TASK BRIEF:
A faithful, complete copy of the entries below is required, with images removed.

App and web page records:

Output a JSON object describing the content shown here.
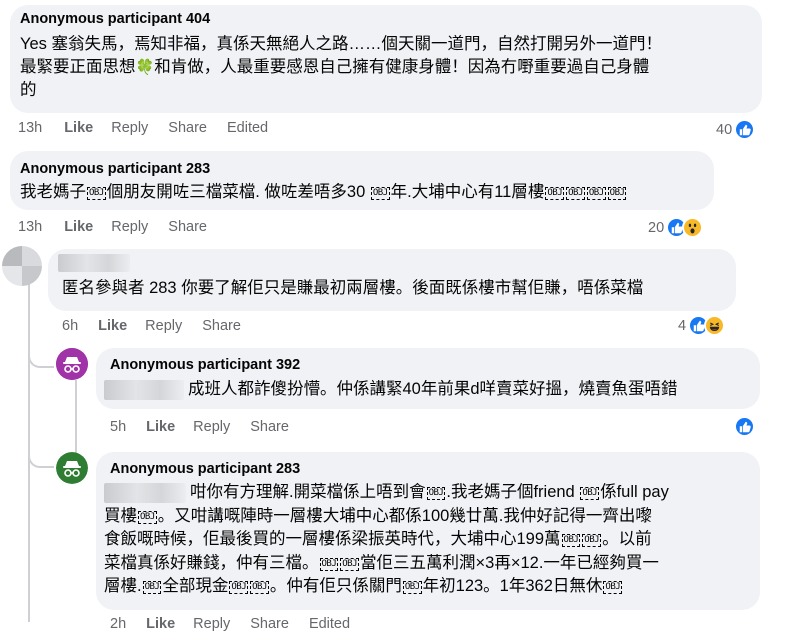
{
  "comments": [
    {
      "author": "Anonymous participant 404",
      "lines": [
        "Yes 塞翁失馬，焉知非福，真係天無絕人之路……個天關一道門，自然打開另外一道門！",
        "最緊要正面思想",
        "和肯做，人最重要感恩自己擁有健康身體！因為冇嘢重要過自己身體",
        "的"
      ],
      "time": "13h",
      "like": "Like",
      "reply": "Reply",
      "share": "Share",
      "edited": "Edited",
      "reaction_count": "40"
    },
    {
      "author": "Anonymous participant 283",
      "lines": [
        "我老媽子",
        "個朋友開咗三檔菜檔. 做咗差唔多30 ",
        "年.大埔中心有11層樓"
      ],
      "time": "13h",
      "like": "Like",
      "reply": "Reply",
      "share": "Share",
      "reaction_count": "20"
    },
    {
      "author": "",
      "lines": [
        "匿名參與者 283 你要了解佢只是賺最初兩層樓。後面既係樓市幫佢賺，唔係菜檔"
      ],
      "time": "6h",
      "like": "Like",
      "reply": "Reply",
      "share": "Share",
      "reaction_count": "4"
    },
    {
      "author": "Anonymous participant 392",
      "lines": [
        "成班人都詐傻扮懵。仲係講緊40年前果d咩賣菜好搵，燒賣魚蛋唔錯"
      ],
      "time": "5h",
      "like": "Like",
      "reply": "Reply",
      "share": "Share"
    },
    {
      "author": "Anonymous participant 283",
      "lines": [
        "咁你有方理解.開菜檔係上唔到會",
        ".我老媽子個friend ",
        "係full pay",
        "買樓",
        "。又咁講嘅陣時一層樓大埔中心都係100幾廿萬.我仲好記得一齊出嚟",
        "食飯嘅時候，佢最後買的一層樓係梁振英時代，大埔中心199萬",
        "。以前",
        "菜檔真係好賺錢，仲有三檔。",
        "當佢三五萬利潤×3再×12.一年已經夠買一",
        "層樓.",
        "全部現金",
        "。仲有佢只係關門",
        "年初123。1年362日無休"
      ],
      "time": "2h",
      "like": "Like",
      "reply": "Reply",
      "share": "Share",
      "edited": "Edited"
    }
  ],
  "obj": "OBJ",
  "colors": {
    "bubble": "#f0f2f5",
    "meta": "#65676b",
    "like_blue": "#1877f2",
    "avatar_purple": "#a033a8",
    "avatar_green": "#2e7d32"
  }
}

PROBLEM SOLUTION:
Output a JSON object describing the content shown here.
{
  "comments": [
    {
      "author": "Anonymous participant 404",
      "lines": [
        "Yes 塞翁失馬，焉知非福，真係天無絕人之路……個天關一道門，自然打開另外一道門！",
        "最緊要正面思想",
        "和肯做，人最重要感恩自己擁有健康身體！因為冇嘢重要過自己身體",
        "的"
      ],
      "time": "13h",
      "like": "Like",
      "reply": "Reply",
      "share": "Share",
      "edited": "Edited",
      "reaction_count": "40"
    },
    {
      "author": "Anonymous participant 283",
      "lines": [
        "我老媽子",
        "個朋友開咗三檔菜檔. 做咗差唔多30 ",
        "年.大埔中心有11層樓"
      ],
      "time": "13h",
      "like": "Like",
      "reply": "Reply",
      "share": "Share",
      "reaction_count": "20"
    },
    {
      "author": "",
      "lines": [
        "匿名參與者 283 你要了解佢只是賺最初兩層樓。後面既係樓市幫佢賺，唔係菜檔"
      ],
      "time": "6h",
      "like": "Like",
      "reply": "Reply",
      "share": "Share",
      "reaction_count": "4"
    },
    {
      "author": "Anonymous participant 392",
      "lines": [
        "成班人都詐傻扮懵。仲係講緊40年前果d咩賣菜好搵，燒賣魚蛋唔錯"
      ],
      "time": "5h",
      "like": "Like",
      "reply": "Reply",
      "share": "Share"
    },
    {
      "author": "Anonymous participant 283",
      "lines": [
        "咁你有方理解.開菜檔係上唔到會",
        ".我老媽子個friend ",
        "係full pay",
        "買樓",
        "。又咁講嘅陣時一層樓大埔中心都係100幾廿萬.我仲好記得一齊出嚟",
        "食飯嘅時候，佢最後買的一層樓係梁振英時代，大埔中心199萬",
        "。以前",
        "菜檔真係好賺錢，仲有三檔。",
        "當佢三五萬利潤×3再×12.一年已經夠買一",
        "層樓.",
        "全部現金",
        "。仲有佢只係關門",
        "年初123。1年362日無休"
      ],
      "time": "2h",
      "like": "Like",
      "reply": "Reply",
      "share": "Share",
      "edited": "Edited"
    }
  ],
  "obj": "OBJ",
  "colors": {
    "bubble": "#f0f2f5",
    "meta": "#65676b",
    "like_blue": "#1877f2",
    "avatar_purple": "#a033a8",
    "avatar_green": "#2e7d32"
  }
}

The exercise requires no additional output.